An Excerpt by Joseph V. Novenson from Heralds of the King pp. 29
I was in India during one of the most stirring cross-cultural mission experiences I have ever known. While I was speaking in southern India to the General Conference of the St. Thomas Evangelical Church, the police arrived and vigorously opposed, in their native tongue, my preaching the gospel. Seeing that I was confused due to my linguistic ignorance, an Indian translator calmly explained to me that the police did not want me to continue. Fear immediately shot through me like electricity as I found myself confronted by official opposition to my carrying on ministry. Actually, “terror” seems a reasonable description of my emotional state. With that terror I sensed afresh the enormous gap between my spiritually fragile inner man and the remarkably high calling upon my life as Christ’s servant. My fear and his calling seemed separated by an unimaginably huge chasm.
This hardly seemed an appropriate moment to discuss options, but I awkwardly sought counsel from an Indian Christian near me. “What should I do?” I stammered.
He calmly counseled me in great contrast to my obvious abject terror. In a very matter-of-fact manner, he indicated that his Bible had a few verses in it that said to keep preaching when people told us to stop. Then, in the same matter-of-fact tone, he inquired whether or not those verses were in my Bible as well.

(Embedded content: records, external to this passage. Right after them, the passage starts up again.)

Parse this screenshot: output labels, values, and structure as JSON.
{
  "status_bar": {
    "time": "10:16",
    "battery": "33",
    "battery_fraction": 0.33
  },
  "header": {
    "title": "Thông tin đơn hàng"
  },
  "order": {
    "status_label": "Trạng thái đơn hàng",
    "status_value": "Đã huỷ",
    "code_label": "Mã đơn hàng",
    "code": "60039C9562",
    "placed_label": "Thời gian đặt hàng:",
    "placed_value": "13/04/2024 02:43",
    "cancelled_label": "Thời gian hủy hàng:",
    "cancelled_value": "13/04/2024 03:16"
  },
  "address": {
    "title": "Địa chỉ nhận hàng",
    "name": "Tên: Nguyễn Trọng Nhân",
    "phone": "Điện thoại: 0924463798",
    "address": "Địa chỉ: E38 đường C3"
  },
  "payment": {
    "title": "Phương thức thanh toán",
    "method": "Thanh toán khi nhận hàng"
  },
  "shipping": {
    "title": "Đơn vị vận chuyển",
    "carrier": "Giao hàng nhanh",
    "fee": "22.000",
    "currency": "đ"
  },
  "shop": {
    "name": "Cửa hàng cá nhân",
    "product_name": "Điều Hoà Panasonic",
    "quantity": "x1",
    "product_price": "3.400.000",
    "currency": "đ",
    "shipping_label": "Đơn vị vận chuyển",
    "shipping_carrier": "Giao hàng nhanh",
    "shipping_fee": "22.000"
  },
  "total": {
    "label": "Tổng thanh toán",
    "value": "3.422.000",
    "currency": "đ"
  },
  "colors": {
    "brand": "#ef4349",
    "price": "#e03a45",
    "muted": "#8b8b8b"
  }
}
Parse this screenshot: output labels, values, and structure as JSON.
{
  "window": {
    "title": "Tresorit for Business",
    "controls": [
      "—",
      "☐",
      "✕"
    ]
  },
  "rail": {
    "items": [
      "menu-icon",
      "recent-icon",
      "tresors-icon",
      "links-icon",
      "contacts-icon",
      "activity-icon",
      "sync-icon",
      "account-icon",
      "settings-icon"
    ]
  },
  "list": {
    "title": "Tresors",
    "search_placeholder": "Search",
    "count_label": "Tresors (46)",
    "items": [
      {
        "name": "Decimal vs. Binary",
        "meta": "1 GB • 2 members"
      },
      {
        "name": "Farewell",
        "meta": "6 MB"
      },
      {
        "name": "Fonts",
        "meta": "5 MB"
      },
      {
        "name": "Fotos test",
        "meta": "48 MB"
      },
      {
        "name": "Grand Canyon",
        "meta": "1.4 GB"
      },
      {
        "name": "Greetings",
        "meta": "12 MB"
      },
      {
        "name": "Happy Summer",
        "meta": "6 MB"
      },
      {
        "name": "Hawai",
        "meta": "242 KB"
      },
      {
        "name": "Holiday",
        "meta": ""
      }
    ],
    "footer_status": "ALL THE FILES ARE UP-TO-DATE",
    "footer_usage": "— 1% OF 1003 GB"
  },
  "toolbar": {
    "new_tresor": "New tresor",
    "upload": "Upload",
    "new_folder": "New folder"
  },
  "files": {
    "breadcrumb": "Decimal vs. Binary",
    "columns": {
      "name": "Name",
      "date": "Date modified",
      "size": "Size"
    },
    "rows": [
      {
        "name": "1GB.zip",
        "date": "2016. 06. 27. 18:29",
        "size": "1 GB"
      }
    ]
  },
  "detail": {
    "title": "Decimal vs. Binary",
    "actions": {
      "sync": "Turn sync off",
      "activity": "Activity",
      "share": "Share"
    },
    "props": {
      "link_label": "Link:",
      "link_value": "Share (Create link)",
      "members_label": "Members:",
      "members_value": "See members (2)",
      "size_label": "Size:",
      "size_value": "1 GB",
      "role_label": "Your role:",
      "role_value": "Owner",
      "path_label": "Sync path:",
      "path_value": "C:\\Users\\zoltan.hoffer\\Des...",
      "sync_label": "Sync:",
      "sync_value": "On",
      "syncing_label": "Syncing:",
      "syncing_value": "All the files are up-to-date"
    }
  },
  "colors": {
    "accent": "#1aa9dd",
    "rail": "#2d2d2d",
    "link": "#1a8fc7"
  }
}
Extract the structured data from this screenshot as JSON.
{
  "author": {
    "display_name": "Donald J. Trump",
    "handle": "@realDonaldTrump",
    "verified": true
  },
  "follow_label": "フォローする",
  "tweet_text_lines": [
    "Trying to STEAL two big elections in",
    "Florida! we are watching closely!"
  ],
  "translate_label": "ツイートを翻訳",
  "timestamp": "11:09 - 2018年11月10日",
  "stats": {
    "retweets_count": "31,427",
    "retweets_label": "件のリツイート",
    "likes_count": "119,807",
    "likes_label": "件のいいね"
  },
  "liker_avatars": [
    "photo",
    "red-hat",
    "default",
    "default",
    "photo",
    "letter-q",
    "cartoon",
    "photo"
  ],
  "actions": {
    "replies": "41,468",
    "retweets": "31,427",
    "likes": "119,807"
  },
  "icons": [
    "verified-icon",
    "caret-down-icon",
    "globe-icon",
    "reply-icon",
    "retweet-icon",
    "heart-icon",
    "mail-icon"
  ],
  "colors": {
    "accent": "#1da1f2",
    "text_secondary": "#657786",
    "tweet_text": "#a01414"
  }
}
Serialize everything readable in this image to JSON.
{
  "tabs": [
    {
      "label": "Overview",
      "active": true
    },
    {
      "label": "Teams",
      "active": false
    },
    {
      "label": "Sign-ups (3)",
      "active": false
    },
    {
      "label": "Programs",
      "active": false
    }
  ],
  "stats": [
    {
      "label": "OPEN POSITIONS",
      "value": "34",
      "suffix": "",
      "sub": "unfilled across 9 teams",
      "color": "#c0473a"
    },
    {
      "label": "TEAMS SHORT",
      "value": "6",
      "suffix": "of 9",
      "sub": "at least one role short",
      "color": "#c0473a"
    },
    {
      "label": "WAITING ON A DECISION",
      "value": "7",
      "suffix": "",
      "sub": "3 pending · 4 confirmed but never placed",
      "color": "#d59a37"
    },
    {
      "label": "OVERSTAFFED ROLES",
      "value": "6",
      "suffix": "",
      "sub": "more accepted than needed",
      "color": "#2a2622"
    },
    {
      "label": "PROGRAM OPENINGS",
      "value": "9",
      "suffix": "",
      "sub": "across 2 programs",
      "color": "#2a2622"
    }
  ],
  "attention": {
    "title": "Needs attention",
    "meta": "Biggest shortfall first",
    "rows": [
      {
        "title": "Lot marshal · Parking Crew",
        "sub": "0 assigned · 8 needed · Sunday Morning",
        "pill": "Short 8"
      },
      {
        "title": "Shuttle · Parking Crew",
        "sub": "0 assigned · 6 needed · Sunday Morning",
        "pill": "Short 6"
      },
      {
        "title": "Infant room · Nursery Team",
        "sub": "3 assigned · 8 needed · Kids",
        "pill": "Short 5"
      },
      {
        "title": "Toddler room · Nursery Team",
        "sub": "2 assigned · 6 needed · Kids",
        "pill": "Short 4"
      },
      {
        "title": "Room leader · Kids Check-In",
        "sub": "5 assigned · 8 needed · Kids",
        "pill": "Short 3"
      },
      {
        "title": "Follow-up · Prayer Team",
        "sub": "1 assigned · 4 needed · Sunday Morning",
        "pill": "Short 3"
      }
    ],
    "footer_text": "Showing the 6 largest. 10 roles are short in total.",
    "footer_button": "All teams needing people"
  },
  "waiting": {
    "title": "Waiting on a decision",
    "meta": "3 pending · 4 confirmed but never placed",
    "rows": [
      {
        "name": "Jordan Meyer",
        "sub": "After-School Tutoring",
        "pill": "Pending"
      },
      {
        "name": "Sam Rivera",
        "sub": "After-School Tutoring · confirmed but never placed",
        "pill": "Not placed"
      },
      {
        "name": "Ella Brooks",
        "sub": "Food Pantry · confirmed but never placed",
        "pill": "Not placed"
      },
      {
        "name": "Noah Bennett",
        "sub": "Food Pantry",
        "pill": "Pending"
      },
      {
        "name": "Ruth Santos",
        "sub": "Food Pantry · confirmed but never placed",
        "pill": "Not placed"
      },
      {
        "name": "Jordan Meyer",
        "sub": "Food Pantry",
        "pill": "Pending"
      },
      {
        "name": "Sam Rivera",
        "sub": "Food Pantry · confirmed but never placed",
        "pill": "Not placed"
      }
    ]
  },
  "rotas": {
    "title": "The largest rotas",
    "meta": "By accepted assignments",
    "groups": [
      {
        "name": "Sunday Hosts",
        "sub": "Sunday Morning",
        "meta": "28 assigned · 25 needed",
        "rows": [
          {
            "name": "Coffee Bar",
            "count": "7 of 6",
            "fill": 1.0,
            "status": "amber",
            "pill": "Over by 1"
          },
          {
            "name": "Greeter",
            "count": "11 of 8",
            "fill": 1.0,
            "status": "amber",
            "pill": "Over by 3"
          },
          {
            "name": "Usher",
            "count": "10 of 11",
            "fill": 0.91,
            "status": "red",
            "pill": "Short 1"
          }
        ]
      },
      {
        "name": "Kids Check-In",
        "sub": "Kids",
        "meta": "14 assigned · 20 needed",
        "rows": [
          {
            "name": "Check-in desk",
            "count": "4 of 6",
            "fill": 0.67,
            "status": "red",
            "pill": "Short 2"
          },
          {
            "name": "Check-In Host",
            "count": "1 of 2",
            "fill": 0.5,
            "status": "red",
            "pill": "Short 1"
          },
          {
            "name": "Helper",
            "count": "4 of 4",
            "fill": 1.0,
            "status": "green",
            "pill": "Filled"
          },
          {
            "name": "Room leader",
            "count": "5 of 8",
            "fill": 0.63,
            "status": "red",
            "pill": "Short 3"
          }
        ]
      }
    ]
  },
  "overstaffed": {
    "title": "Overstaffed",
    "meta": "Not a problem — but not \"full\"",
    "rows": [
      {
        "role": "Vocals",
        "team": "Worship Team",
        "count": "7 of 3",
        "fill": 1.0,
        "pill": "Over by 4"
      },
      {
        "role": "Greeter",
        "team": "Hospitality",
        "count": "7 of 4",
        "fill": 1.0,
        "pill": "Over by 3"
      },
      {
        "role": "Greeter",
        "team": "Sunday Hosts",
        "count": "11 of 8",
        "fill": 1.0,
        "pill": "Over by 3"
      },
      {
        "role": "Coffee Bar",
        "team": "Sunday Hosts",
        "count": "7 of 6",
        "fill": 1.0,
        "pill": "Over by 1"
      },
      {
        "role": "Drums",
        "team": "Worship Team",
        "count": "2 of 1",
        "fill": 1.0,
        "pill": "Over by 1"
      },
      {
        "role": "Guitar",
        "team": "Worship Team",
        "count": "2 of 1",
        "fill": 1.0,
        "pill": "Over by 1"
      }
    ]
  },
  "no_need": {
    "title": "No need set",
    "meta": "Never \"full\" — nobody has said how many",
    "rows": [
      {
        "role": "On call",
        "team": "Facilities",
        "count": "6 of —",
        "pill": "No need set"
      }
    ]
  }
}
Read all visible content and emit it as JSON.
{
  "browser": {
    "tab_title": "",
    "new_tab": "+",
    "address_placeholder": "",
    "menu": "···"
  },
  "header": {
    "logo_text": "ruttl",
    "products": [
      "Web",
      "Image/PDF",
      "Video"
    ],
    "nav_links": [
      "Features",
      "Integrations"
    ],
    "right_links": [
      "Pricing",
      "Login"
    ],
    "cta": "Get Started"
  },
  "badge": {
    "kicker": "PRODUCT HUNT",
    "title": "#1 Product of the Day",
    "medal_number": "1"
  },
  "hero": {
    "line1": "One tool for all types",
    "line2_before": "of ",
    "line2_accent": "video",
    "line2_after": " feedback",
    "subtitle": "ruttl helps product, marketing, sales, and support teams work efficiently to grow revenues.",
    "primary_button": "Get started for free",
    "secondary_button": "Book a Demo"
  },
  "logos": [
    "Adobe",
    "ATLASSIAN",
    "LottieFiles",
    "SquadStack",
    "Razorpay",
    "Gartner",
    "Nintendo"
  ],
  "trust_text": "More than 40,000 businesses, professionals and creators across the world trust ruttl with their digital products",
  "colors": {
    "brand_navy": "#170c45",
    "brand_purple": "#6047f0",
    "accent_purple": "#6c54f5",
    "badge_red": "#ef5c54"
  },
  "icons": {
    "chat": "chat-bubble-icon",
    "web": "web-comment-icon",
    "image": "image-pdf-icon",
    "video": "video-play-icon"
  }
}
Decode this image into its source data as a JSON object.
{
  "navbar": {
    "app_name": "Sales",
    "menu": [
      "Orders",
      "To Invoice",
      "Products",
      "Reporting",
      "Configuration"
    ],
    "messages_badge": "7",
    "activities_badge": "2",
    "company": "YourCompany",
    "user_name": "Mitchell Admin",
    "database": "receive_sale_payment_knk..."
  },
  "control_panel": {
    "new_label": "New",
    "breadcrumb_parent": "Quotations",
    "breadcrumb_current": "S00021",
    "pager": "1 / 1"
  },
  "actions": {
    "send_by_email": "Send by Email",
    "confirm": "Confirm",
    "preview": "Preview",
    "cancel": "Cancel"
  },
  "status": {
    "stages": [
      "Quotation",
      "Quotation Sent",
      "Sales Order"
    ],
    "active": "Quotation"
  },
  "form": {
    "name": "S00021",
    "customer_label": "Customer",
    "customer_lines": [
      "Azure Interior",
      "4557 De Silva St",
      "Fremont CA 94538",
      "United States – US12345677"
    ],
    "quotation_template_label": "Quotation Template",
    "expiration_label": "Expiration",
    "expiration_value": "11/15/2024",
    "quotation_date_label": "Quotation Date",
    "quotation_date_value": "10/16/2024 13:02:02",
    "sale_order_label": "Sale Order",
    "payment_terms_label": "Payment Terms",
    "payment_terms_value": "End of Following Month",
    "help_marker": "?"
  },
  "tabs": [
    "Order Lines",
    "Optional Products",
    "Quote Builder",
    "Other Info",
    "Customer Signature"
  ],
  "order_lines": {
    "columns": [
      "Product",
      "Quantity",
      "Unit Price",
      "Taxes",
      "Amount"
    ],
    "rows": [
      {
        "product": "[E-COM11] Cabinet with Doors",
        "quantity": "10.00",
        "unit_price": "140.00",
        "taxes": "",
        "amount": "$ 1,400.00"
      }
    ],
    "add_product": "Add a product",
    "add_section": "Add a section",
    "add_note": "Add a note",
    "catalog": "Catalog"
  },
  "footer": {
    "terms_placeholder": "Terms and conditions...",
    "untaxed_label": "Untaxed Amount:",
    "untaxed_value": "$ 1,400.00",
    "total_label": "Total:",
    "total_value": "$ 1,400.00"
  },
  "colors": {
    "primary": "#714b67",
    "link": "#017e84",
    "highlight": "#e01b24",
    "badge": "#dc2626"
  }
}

Needless to say, his gentle rebuke to my fear hit me like a brick bat across the bridge of my nose, and I began to cry. I realized, in my fear, that I was now standing where, for thousands of years, my forefathers and foremothers had stood when the authorities ordered them not to preach God’s truth. This brief mental connection with Christian history heightened my sense of the gap between my horribly fearful and weak condition and God’s incredibly high calling upon my life.